Although hospitals have put in place patient safety programs aimed to reduce hospital-acquired infections, further steps are necessary to prevent avoidable patient deaths, a leading patient safety advocate urged in an opinion piece in U-T San Diego.
Joe Kiani, founder of The Patient Safety Movement Foundation, recently appeared before the U.S. Senate Health, Education, Labor & Pensions Committee, recommending steps Congress can take to encourage transparency, best practices and the development of a "patient data super highway" to reduce preventable deaths.
He suggests the following five steps to create a culture of patient safety and prevent avoidable patient deaths:
- Develop a system of transparency. The government needs to lead in the creation of a standardized process for hospitals to define, measure and report healthcare-acquired infections (HAI) and healthcare-acquired conditions (HAC). Kiani called for Congress to require hospitals to publicly report HAI and HAC rates to facilitate quality comparisons.

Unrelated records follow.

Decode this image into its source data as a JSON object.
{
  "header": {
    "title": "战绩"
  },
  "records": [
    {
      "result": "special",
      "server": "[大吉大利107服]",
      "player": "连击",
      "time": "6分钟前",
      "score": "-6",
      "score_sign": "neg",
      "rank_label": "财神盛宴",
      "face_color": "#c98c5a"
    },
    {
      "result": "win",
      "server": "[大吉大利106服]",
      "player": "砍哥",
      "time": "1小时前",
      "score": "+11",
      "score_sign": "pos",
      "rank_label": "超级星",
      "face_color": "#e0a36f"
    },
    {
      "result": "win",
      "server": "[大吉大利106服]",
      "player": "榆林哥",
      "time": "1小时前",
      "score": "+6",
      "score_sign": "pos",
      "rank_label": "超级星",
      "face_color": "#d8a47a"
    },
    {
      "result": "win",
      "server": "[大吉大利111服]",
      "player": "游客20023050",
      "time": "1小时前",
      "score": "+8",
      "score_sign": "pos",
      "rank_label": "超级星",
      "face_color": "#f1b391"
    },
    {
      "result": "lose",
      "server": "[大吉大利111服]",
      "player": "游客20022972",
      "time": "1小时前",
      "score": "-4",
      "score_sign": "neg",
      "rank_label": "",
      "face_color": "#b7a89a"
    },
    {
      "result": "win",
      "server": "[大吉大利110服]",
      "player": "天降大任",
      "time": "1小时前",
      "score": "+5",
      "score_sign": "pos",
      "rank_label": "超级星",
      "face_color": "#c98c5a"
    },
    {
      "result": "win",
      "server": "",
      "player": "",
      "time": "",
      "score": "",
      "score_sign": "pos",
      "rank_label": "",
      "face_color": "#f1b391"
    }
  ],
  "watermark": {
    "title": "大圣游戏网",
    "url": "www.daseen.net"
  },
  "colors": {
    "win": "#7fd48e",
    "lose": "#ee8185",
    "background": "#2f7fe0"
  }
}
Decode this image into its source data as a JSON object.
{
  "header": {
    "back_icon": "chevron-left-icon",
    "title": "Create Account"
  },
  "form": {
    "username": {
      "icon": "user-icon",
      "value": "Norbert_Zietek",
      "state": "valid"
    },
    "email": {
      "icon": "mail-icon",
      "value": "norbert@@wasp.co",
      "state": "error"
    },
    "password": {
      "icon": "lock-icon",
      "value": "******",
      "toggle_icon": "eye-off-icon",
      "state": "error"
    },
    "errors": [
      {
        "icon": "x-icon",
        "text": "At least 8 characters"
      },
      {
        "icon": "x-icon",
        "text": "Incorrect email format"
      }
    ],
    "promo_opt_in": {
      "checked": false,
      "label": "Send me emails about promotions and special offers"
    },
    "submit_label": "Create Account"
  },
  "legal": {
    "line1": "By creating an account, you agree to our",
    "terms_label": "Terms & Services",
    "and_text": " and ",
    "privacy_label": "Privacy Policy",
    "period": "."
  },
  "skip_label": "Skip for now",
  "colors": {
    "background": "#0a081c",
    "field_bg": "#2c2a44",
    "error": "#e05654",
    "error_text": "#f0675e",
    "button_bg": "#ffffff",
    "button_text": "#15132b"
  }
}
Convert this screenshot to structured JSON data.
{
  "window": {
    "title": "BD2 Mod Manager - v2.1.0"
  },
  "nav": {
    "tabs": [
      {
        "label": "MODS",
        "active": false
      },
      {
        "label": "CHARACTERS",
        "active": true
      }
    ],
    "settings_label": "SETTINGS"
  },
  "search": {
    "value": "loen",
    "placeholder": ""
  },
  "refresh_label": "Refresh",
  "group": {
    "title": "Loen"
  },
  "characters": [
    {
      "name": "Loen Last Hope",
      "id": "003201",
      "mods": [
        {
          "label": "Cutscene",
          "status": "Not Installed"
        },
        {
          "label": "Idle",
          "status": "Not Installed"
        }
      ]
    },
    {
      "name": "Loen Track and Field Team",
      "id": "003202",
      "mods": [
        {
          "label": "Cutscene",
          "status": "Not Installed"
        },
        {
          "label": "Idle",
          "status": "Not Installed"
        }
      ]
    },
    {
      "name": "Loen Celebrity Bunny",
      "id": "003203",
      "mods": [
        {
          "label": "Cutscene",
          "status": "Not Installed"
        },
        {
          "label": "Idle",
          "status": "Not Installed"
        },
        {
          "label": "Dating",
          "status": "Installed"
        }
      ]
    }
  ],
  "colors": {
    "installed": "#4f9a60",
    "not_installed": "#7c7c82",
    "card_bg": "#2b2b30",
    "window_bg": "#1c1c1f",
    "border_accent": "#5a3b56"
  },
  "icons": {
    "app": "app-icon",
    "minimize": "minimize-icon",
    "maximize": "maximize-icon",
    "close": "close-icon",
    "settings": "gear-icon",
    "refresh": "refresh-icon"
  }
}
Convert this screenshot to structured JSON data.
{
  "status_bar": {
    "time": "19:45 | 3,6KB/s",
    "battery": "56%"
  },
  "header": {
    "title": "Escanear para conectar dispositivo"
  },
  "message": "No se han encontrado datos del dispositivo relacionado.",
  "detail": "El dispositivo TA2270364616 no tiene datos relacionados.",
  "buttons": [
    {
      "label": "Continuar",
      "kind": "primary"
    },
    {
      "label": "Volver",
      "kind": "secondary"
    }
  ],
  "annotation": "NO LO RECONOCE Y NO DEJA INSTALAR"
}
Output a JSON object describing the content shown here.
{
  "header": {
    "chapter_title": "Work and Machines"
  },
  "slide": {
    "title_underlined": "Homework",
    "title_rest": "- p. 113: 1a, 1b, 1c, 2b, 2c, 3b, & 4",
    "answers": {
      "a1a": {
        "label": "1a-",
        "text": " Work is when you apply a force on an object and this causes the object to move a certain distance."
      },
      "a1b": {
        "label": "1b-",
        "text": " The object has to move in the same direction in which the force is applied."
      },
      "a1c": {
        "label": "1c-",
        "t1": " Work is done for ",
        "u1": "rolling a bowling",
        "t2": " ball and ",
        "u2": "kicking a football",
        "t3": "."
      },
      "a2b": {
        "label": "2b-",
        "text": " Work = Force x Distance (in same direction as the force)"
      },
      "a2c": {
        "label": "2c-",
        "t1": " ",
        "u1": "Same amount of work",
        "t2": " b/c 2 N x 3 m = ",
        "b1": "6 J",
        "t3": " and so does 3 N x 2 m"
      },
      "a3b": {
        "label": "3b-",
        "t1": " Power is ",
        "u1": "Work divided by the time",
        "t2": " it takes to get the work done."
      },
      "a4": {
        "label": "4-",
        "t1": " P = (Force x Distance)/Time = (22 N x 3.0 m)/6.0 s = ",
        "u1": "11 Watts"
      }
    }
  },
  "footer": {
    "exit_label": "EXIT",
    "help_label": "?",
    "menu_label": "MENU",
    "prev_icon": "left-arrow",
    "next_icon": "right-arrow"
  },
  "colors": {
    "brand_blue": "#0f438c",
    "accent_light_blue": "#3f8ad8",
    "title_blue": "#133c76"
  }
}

- Create incentives and disincentives. He suggests Congress suspend payments to hospitals that don't have evidence-based strategies for prevention and shield hospitals that do implement evidence-based practices from malpractice lawsuits through an affirmative defense and limits on damages.
- Establish a "patient data super highway" so hospitals can openly share data with each other, patients and all parties that can use the information to improve patient safety.
- Extend legal safe harbor to medical technology companies to encourage reporting of adverse events.
- Assign a patient advocate to every hospital so patients and their families have someone to turn to if they experience a lack of empathy or problems with communication related to their care.
"Creating a culture of safety begins with one solution, one commitment, one hospital, one act of kindness and love, and one patient at a time," Kiani wrote, adding, "We have it in our power to do the right thing and take steps to eliminate preventable patient deaths, starting now."